But despite the sometimes disturbing imagery, the show is made to bring joy to both the performers and audience. Jason Webley, who headed the project, said he knew from their 2019 debut in Oregon that the annual river trips were preparing the group to take on the mighty Mississippi.
“I kind of grew up as a kid obsessed with reading the Mark Twain books over and over again,” he said.
Webley expects the endeavor to cost about $100,000. He uses his own money and audience donations to keep the raft — which four crew members sleep on each night — afloat. Others sleep and are transported within a decked-out school bus.
It's certainly not a glamorous life. But Webley has no trouble convincing artists from as far away as Mexico to join in on the adventure. You can catch performer Ferdusol as a chef struggling to maintain control over his flopping fish.
And Miriam Oommen was invited in as this year's fiddler after the past performer dropped out just two weeks before the raft set off.
Following the first performance, she has no regrets.
“I love being on the stage,” she said. “You can see everybody has their moment where everyone's eyes are on the one person and they do some crazy thing. It's terrifying, but also super adrenalizing.”
During the show, little kids waded in the water in front of the raft and people with bicycles sat on beach blankets. St. Paul resident Sam Ecker, 26, was entranced.
“It got kind of emotional!” he exclaimed after the show. “The chef seduced a giant fish, and it was beautiful.”
While the hula hooping and aerial gymnastics delighted, Ecker and many others seemed most enchanted by the cast members themselves.
“I thought it was an amazing production put on by these endearing, creative weirdos,” Ecker said.
Despite the show's novelty to many who attended in Minneapolis, this is not the first river circus to float through town. Forty years ago, St. Paul artist Nicole Mary Milligan says she participated in a troupe known as the Circle of Water Circus.
Similarly to Flotsam, they used their performers' talent to raise awareness of potential impacts of climate change on the Mississippi. Milligan noted the differences in communicating this message in 1983 versus 2023, as well as how much has stayed the same.
“We wanted people to understand that the earth was in jeopardy, the water was in jeopardy,” Milligan said. “I don't know if they listen now to that.”
Webley doesn't envision the Flotsam shows inspiring viewers to take activist roles. But he does hope they recognize the passion the performers invest into it.
“To me, the message is, like, you can do really different things in this life,” he said. “You can build a raft out of garbage and float down the river with your friends and do shows for people.”
And Milligan is rooting for them.

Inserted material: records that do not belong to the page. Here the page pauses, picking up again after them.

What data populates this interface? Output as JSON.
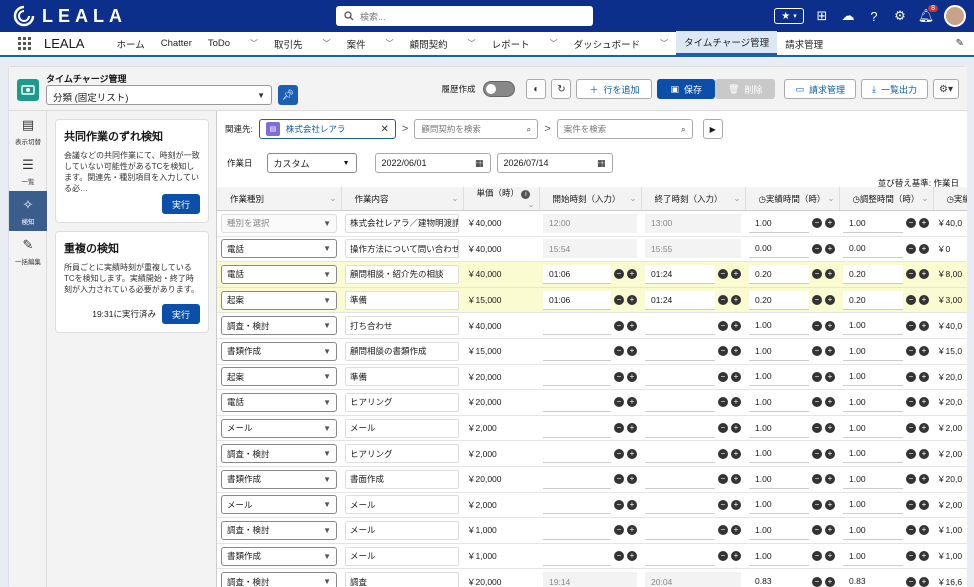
{
  "app": {
    "logo": "LEALA",
    "name": "LEALA",
    "search_placeholder": "検索..."
  },
  "nav": {
    "items": [
      {
        "label": "ホーム",
        "chev": false
      },
      {
        "label": "Chatter",
        "chev": false
      },
      {
        "label": "ToDo",
        "chev": true
      },
      {
        "label": "取引先",
        "chev": true
      },
      {
        "label": "案件",
        "chev": true
      },
      {
        "label": "顧問契約",
        "chev": true
      },
      {
        "label": "レポート",
        "chev": true
      },
      {
        "label": "ダッシュボード",
        "chev": true
      },
      {
        "label": "タイムチャージ管理",
        "chev": false,
        "active": true
      },
      {
        "label": "請求管理",
        "chev": false
      }
    ],
    "notification_count": "8"
  },
  "header": {
    "title": "タイムチャージ管理",
    "view_select": "分類 (固定リスト)",
    "history_label": "履歴作成",
    "add_row": "行を追加",
    "save": "保存",
    "delete": "削除",
    "billing": "請求管理",
    "export": "一覧出力"
  },
  "leftnav": [
    {
      "label": "表示切替",
      "icon": "display-toggle-icon"
    },
    {
      "label": "一覧",
      "icon": "list-icon"
    },
    {
      "label": "検知",
      "icon": "magic-wand-icon",
      "active": true
    },
    {
      "label": "一括編集",
      "icon": "bulk-edit-icon"
    }
  ],
  "panel": {
    "card1": {
      "title": "共同作業のずれ検知",
      "desc": "会議などの共同作業にて、時刻が一致していない可能性があるTCを検知します。関連先・種別項目を入力している必…",
      "run": "実行"
    },
    "card2": {
      "title": "重複の検知",
      "desc": "所員ごとに実績時刻が重複しているTCを検知します。実績開始・終了時刻が入力されている必要があります。",
      "last_run": "19:31に実行済み",
      "run": "実行"
    }
  },
  "filters": {
    "related_label": "関連先:",
    "related_value": "株式会社レアラ",
    "contract_placeholder": "顧問契約を検索",
    "case_placeholder": "案件を検索",
    "date_label": "作業日",
    "date_mode": "カスタム",
    "date_from": "2022/06/01",
    "date_to": "2026/07/14",
    "sort_label": "並び替え基準: 作業日"
  },
  "table": {
    "columns": [
      "作業種別",
      "作業内容",
      "単価（時）",
      "開始時刻（入力）",
      "終了時刻（入力）",
      "実績時間（時）",
      "調整時間（時）",
      "実績"
    ],
    "rows": [
      {
        "type": "種別を選択",
        "content": "株式会社レアラ／建物明渡請求",
        "rate": "￥40,000",
        "start": "12:00",
        "end": "13:00",
        "actual": "1.00",
        "adjust": "1.00",
        "amount": "￥40,0",
        "ro": true
      },
      {
        "type": "電話",
        "content": "操作方法について問い合わせ",
        "rate": "￥40,000",
        "start": "15:54",
        "end": "15:55",
        "actual": "0.00",
        "adjust": "0.00",
        "amount": "￥0",
        "ro": true
      },
      {
        "type": "電話",
        "content": "顧問相談・紹介先の相談",
        "rate": "￥40,000",
        "start": "01:06",
        "end": "01:24",
        "actual": "0.20",
        "adjust": "0.20",
        "amount": "￥8,00",
        "hl": true
      },
      {
        "type": "起案",
        "content": "準備",
        "rate": "￥15,000",
        "start": "01:06",
        "end": "01:24",
        "actual": "0.20",
        "adjust": "0.20",
        "amount": "￥3,00",
        "hl": true
      },
      {
        "type": "調査・検討",
        "content": "打ち合わせ",
        "rate": "￥40,000",
        "start": "",
        "end": "",
        "actual": "1.00",
        "adjust": "1.00",
        "amount": "￥40,0"
      },
      {
        "type": "書類作成",
        "content": "顧問相談の書類作成",
        "rate": "￥15,000",
        "start": "",
        "end": "",
        "actual": "1.00",
        "adjust": "1.00",
        "amount": "￥15,0"
      },
      {
        "type": "起案",
        "content": "準備",
        "rate": "￥20,000",
        "start": "",
        "end": "",
        "actual": "1.00",
        "adjust": "1.00",
        "amount": "￥20,0"
      },
      {
        "type": "電話",
        "content": "ヒアリング",
        "rate": "￥20,000",
        "start": "",
        "end": "",
        "actual": "1.00",
        "adjust": "1.00",
        "amount": "￥20,0"
      },
      {
        "type": "メール",
        "content": "メール",
        "rate": "￥2,000",
        "start": "",
        "end": "",
        "actual": "1.00",
        "adjust": "1.00",
        "amount": "￥2,00"
      },
      {
        "type": "調査・検討",
        "content": "ヒアリング",
        "rate": "￥2,000",
        "start": "",
        "end": "",
        "actual": "1.00",
        "adjust": "1.00",
        "amount": "￥2,00"
      },
      {
        "type": "書類作成",
        "content": "書面作成",
        "rate": "￥20,000",
        "start": "",
        "end": "",
        "actual": "1.00",
        "adjust": "1.00",
        "amount": "￥20,0"
      },
      {
        "type": "メール",
        "content": "メール",
        "rate": "￥2,000",
        "start": "",
        "end": "",
        "actual": "1.00",
        "adjust": "1.00",
        "amount": "￥2,00"
      },
      {
        "type": "調査・検討",
        "content": "メール",
        "rate": "￥1,000",
        "start": "",
        "end": "",
        "actual": "1.00",
        "adjust": "1.00",
        "amount": "￥1,00"
      },
      {
        "type": "書類作成",
        "content": "メール",
        "rate": "￥1,000",
        "start": "",
        "end": "",
        "actual": "1.00",
        "adjust": "1.00",
        "amount": "￥1,00"
      },
      {
        "type": "調査・検討",
        "content": "調査",
        "rate": "￥20,000",
        "start": "19:14",
        "end": "20:04",
        "actual": "0.83",
        "adjust": "0.83",
        "amount": "￥16,6",
        "ro": true
      }
    ]
  },
  "colors": {
    "brand": "#0b2f8a",
    "accent": "#0b4fa8",
    "highlight": "#fbfbd2"
  }
}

“Somebody needs to come into town as the magical stranger and remind people, there is hope. There is joy. There is kindness. And it's inside of you,” she said.
The Flotsam River Circus performs in Lake City, Minn., Wednesday at 6 p.m.